> [DATA SHOWN]
------------

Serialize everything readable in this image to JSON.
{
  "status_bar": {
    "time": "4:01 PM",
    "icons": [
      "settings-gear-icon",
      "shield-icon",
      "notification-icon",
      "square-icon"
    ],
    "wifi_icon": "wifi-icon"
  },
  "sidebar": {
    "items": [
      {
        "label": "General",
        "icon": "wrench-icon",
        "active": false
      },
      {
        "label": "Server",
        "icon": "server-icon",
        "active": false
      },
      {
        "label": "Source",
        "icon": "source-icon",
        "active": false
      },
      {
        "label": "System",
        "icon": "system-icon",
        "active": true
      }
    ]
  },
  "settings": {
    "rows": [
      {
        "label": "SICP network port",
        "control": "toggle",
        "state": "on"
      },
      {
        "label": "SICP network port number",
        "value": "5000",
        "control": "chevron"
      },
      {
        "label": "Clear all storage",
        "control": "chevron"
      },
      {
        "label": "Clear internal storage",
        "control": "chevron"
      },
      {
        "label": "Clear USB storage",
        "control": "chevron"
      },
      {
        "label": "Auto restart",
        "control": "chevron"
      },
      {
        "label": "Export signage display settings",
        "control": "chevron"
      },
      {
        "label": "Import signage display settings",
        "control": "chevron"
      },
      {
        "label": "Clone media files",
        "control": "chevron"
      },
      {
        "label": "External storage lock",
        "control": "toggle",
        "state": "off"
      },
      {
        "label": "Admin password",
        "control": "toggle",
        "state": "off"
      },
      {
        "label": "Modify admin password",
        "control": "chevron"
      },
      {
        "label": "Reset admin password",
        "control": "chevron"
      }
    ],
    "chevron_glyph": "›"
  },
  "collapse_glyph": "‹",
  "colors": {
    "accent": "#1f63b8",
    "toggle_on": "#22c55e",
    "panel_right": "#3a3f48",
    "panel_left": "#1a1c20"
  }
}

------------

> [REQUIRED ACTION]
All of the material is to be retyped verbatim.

> [ANSWER SPACE]
Serialize everything readable in this image to JSON.
{
  "status_bar": {
    "time": "4:01 PM",
    "icons": [
      "settings-gear-icon",
      "shield-icon",
      "notification-icon",
      "square-icon"
    ],
    "wifi_icon": "wifi-icon"
  },
  "sidebar": {
    "items": [
      {
        "label": "General",
        "icon": "wrench-icon",
        "active": false
      },
      {
        "label": "Server",
        "icon": "server-icon",
        "active": false
      },
      {
        "label": "Source",
        "icon": "source-icon",
        "active": false
      },
      {
        "label": "System",
        "icon": "system-icon",
        "active": true
      }
    ]
  },
  "settings": {
    "rows": [
      {
        "label": "SICP network port",
        "control": "toggle",
        "state": "on"
      },
      {
        "label": "SICP network port number",
        "value": "5000",
        "control": "chevron"
      },
      {
        "label": "Clear all storage",
        "control": "chevron"
      },
      {
        "label": "Clear internal storage",
        "control": "chevron"
      },
      {
        "label": "Clear USB storage",
        "control": "chevron"
      },
      {
        "label": "Auto restart",
        "control": "chevron"
      },
      {
        "label": "Export signage display settings",
        "control": "chevron"
      },
      {
        "label": "Import signage display settings",
        "control": "chevron"
      },
      {
        "label": "Clone media files",
        "control": "chevron"
      },
      {
        "label": "External storage lock",
        "control": "toggle",
        "state": "off"
      },
      {
        "label": "Admin password",
        "control": "toggle",
        "state": "off"
      },
      {
        "label": "Modify admin password",
        "control": "chevron"
      },
      {
        "label": "Reset admin password",
        "control": "chevron"
      }
    ],
    "chevron_glyph": "›"
  },
  "collapse_glyph": "‹",
  "colors": {
    "accent": "#1f63b8",
    "toggle_on": "#22c55e",
    "panel_right": "#3a3f48",
    "panel_left": "#1a1c20"
  }
}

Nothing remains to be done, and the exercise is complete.